_WORK REQUEST_
Wherever a line in the records below contains "screenshot", copy that line.

[Stored data]
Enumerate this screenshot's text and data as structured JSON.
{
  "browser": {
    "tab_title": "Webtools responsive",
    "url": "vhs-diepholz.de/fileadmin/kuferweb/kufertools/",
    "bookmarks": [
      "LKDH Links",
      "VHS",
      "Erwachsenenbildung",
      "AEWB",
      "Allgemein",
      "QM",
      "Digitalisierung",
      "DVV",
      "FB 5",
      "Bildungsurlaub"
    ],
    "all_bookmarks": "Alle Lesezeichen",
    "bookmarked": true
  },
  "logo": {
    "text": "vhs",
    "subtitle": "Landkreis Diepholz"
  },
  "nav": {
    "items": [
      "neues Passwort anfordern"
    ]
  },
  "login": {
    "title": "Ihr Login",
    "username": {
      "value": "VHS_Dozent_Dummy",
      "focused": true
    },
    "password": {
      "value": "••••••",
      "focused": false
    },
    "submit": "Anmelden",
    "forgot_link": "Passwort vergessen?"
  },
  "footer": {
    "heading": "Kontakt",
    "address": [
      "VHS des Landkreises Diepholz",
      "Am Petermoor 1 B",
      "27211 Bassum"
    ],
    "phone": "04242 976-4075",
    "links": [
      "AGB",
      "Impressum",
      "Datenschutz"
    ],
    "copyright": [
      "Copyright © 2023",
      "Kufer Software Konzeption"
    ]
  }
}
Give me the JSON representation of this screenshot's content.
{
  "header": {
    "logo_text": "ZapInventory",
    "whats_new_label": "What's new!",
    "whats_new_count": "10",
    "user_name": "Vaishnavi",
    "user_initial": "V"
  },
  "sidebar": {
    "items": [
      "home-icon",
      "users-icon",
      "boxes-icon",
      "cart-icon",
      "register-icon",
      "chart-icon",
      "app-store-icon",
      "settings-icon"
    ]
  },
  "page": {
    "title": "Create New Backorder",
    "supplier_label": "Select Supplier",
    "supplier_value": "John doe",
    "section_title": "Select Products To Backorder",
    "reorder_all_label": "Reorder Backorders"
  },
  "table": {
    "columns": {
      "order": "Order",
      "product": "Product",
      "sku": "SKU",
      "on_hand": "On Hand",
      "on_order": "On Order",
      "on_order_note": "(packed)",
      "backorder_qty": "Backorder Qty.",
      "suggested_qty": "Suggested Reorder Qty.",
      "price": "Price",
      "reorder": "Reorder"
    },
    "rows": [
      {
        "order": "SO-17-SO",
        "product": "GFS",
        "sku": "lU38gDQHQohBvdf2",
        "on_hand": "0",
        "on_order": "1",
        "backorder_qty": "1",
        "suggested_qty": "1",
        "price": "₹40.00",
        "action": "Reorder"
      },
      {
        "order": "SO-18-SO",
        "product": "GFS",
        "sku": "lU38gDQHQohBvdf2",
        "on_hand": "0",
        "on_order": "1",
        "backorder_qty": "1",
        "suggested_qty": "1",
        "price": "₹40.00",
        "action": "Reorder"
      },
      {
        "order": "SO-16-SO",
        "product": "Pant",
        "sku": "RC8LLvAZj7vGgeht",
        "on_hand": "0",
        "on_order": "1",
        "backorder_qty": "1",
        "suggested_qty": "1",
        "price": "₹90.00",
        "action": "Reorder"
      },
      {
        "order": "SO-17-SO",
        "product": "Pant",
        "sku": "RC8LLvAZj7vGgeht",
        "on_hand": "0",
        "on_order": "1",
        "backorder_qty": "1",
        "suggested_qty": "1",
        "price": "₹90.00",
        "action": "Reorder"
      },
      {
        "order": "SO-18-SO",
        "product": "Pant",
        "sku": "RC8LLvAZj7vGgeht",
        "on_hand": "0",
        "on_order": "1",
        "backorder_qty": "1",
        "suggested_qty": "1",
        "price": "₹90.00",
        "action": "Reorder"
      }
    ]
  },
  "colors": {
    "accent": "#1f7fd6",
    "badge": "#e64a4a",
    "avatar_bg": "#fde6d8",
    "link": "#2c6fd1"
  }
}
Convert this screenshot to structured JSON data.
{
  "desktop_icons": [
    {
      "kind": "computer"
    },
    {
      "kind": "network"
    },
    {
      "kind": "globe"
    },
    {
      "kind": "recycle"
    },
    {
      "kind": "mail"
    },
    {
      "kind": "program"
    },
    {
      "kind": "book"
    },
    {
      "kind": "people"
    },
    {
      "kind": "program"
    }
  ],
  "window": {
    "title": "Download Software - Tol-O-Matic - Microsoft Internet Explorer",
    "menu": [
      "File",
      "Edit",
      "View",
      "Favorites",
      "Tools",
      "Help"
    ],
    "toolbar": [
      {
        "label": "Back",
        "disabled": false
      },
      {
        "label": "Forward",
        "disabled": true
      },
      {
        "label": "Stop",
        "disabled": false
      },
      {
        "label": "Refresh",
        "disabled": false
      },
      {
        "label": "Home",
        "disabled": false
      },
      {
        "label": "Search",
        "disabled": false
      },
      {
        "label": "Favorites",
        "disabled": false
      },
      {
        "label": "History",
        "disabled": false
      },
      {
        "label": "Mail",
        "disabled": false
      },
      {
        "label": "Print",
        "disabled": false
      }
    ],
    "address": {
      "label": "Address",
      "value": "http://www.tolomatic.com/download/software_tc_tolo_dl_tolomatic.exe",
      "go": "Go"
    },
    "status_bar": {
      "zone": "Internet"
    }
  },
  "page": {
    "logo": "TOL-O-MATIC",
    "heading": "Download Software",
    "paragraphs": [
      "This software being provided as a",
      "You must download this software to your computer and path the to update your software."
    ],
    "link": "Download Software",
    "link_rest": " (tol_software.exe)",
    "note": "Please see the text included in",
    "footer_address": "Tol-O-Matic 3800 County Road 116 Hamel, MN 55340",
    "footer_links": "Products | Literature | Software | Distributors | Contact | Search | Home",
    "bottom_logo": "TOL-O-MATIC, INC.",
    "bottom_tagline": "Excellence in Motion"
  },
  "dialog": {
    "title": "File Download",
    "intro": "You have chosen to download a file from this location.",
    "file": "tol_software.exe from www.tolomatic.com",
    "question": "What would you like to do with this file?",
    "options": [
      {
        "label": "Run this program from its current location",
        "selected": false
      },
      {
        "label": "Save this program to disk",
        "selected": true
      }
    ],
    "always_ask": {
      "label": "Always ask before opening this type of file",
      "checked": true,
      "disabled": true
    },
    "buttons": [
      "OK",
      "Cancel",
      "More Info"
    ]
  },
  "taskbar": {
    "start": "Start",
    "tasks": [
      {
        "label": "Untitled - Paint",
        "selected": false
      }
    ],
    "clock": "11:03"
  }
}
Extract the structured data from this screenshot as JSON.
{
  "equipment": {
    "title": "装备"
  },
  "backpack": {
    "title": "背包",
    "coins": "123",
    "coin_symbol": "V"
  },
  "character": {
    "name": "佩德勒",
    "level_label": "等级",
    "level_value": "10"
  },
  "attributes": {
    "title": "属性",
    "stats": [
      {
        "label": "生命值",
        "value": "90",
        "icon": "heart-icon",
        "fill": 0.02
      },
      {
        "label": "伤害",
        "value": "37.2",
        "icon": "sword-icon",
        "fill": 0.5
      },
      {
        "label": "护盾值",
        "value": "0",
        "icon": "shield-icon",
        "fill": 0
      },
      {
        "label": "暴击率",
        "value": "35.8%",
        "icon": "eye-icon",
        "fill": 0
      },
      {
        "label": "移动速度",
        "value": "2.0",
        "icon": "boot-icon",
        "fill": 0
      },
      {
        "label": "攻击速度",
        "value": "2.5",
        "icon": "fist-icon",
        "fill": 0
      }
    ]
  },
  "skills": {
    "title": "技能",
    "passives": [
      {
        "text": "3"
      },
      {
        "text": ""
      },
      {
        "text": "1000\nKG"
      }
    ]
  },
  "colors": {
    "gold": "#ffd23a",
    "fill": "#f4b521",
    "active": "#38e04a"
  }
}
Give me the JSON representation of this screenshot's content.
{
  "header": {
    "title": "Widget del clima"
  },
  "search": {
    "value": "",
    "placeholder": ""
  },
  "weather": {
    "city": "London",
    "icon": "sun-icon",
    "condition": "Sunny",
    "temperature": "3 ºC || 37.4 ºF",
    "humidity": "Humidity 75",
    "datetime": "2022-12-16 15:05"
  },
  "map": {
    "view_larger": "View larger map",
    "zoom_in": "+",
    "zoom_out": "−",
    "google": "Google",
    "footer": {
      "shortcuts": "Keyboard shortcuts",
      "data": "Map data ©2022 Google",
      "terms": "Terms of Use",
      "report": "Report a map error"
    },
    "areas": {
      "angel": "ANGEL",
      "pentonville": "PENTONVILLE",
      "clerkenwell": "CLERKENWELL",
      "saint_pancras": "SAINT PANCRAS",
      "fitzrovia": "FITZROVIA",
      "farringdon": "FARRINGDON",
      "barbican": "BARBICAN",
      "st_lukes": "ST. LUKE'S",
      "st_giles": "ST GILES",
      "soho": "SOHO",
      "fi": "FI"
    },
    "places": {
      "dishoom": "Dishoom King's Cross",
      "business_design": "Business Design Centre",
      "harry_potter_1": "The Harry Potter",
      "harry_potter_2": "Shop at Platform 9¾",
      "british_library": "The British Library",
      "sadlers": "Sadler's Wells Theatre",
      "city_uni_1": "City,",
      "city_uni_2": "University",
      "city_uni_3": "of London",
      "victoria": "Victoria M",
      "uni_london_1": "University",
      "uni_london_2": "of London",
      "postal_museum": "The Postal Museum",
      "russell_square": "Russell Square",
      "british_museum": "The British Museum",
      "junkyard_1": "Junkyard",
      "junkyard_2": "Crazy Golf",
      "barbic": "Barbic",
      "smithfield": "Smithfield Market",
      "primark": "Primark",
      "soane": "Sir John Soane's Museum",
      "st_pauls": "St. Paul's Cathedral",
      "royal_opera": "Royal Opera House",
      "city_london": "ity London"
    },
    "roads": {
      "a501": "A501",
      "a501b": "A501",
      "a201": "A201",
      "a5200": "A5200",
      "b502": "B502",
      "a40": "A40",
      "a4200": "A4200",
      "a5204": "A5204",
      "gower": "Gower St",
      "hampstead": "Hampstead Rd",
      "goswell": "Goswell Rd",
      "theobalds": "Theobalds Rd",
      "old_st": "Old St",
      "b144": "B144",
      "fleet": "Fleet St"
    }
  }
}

_EXPECTED ANSWER_
Enumerate this screenshot's text and data as structured JSON.
Give me the JSON representation of this screenshot's content.
Convert this screenshot to structured JSON data.
Extract the structured data from this screenshot as JSON.
Give me the JSON representation of this screenshot's content.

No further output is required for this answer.